I was looking at your example with bit flags, and I'm not sure I can save any memory with that.
The way I structured the program, I'm passing the active channel to the calcInput() function using a constant, which would be replaced during compilation. Once we get to calcInput, the channel (rxChannel) and interrupt (rxInt) identifier variables are local variables. Since I'm using rxInt to index the arrays, I don't think I could use bit flags without increasing the code a fair bit, and since they are local, I'm not sure I really gain any space.
I did modify the code to remove the ulEndPeriod Array. I replaced it with a local variable ulTimeStamp that stores the value of micros() at the start of the function and assigns it either to the ulStartPeriod or uses it to calculate the pulse width depending on the condition. Seems more efficient and more accurate to do it this way.
The only arrays I have remaining are:
nChannelIn - This stores the pusle width that was calculated for each channel.

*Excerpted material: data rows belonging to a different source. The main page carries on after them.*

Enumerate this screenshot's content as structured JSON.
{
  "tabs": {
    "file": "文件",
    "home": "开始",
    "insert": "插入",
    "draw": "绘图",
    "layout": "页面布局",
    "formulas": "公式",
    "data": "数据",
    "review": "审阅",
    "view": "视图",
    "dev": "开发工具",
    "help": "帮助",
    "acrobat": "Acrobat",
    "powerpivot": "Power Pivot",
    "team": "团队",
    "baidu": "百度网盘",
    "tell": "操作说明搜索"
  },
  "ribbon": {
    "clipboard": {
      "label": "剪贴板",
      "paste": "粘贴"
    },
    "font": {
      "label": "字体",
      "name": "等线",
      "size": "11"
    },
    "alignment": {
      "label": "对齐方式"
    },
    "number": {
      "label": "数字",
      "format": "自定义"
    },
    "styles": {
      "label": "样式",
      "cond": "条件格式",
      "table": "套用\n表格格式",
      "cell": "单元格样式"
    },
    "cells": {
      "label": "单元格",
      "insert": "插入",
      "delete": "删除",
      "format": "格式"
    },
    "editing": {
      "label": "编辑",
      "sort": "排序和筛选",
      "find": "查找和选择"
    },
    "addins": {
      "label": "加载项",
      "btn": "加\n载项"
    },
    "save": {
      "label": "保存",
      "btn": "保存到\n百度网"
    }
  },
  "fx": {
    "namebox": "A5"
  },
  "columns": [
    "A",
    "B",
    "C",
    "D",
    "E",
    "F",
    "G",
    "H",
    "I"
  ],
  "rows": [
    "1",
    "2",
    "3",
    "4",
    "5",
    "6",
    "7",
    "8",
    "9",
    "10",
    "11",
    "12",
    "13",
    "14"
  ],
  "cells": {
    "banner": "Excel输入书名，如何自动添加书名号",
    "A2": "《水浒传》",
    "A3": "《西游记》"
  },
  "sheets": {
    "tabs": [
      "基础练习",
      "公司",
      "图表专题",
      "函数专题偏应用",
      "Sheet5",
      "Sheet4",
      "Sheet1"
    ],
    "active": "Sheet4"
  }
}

ulStartPeriod - This stores the starting time stamp for each interrupt. I understand that with most R/C systems, the signal pulses are sequential and that I could probably get away with using only one variable for this, but I've read that some of the newer spread spectrum radios don't observe this convention and I could be receiving overlapping signals. This seemed to be the safer approach since I'm using a spread spectrum radio system.
bNewSignal - Used to confirm a new signal was received for each channel.
I'll start digging into PCint now.
EDIT: Take a look at the following link:
I think this will simplify your need for additional interrupts.http://arduino.cc/playground/Main/PinChangeInt